_EXERCISE GOAL_. All the lines below should appear again unchanged, though their pictures should not.

[Excerpts from an interface dataset]
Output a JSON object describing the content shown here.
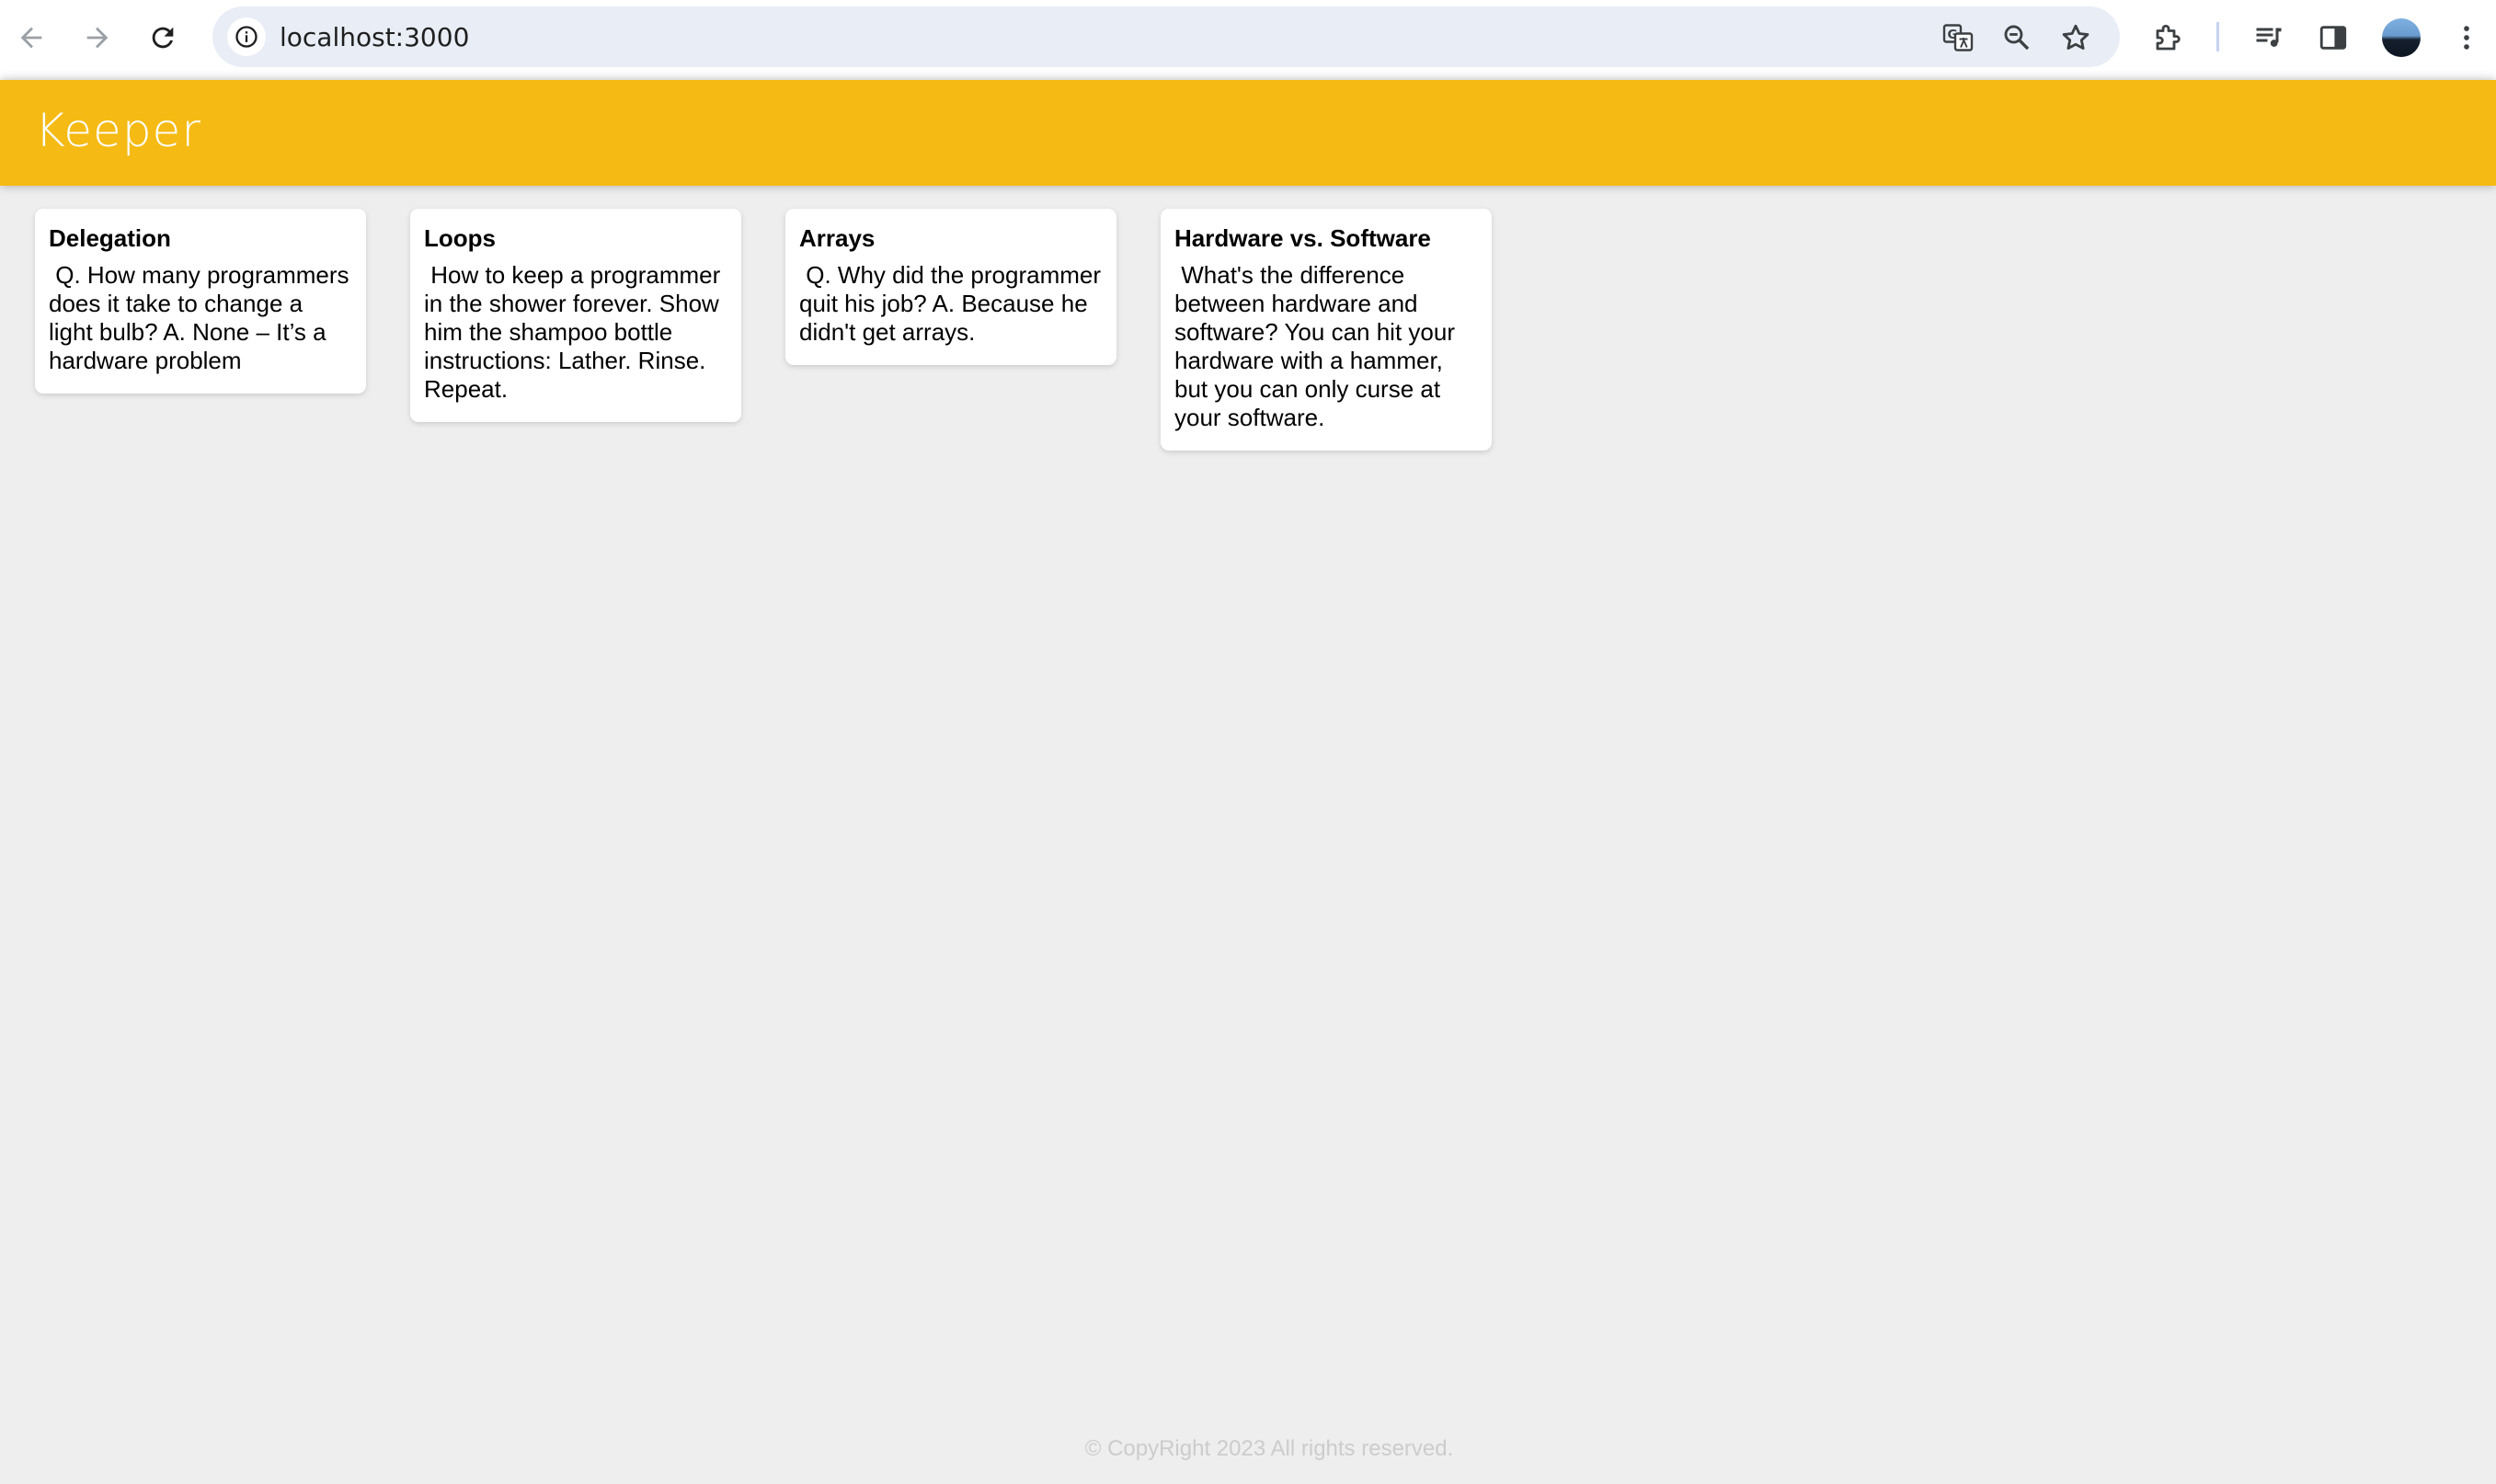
{
  "browser": {
    "url": "localhost:3000",
    "icons": {
      "back": "back-arrow-icon",
      "forward": "forward-arrow-icon",
      "reload": "reload-icon",
      "site_info": "info-icon",
      "translate": "translate-icon",
      "zoom": "zoom-out-icon",
      "bookmark": "star-icon",
      "extensions": "puzzle-icon",
      "media": "media-queue-icon",
      "side_panel": "side-panel-icon",
      "profile": "avatar",
      "menu": "kebab-menu-icon"
    }
  },
  "app": {
    "title": "Keeper",
    "header_color": "#f5ba13"
  },
  "notes": [
    {
      "title": "Delegation",
      "content": " Q. How many programmers does it take to change a light bulb? A. None – It’s a hardware problem"
    },
    {
      "title": "Loops",
      "content": " How to keep a programmer in the shower forever. Show him the shampoo bottle instructions: Lather. Rinse. Repeat."
    },
    {
      "title": "Arrays",
      "content": " Q. Why did the programmer quit his job? A. Because he didn't get arrays."
    },
    {
      "title": "Hardware vs. Software",
      "content": " What's the difference between hardware and software? You can hit your hardware with a hammer, but you can only curse at your software."
    }
  ],
  "footer": {
    "text": "© CopyRight 2023 All rights reserved."
  }
}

_EXERCISE ANSWER_.
Output a JSON object describing the content shown here.
{
  "browser": {
    "url": "localhost:3000",
    "icons": {
      "back": "back-arrow-icon",
      "forward": "forward-arrow-icon",
      "reload": "reload-icon",
      "site_info": "info-icon",
      "translate": "translate-icon",
      "zoom": "zoom-out-icon",
      "bookmark": "star-icon",
      "extensions": "puzzle-icon",
      "media": "media-queue-icon",
      "side_panel": "side-panel-icon",
      "profile": "avatar",
      "menu": "kebab-menu-icon"
    }
  },
  "app": {
    "title": "Keeper",
    "header_color": "#f5ba13"
  },
  "notes": [
    {
      "title": "Delegation",
      "content": " Q. How many programmers does it take to change a light bulb? A. None – It’s a hardware problem"
    },
    {
      "title": "Loops",
      "content": " How to keep a programmer in the shower forever. Show him the shampoo bottle instructions: Lather. Rinse. Repeat."
    },
    {
      "title": "Arrays",
      "content": " Q. Why did the programmer quit his job? A. Because he didn't get arrays."
    },
    {
      "title": "Hardware vs. Software",
      "content": " What's the difference between hardware and software? You can hit your hardware with a hammer, but you can only curse at your software."
    }
  ],
  "footer": {
    "text": "© CopyRight 2023 All rights reserved."
  }
}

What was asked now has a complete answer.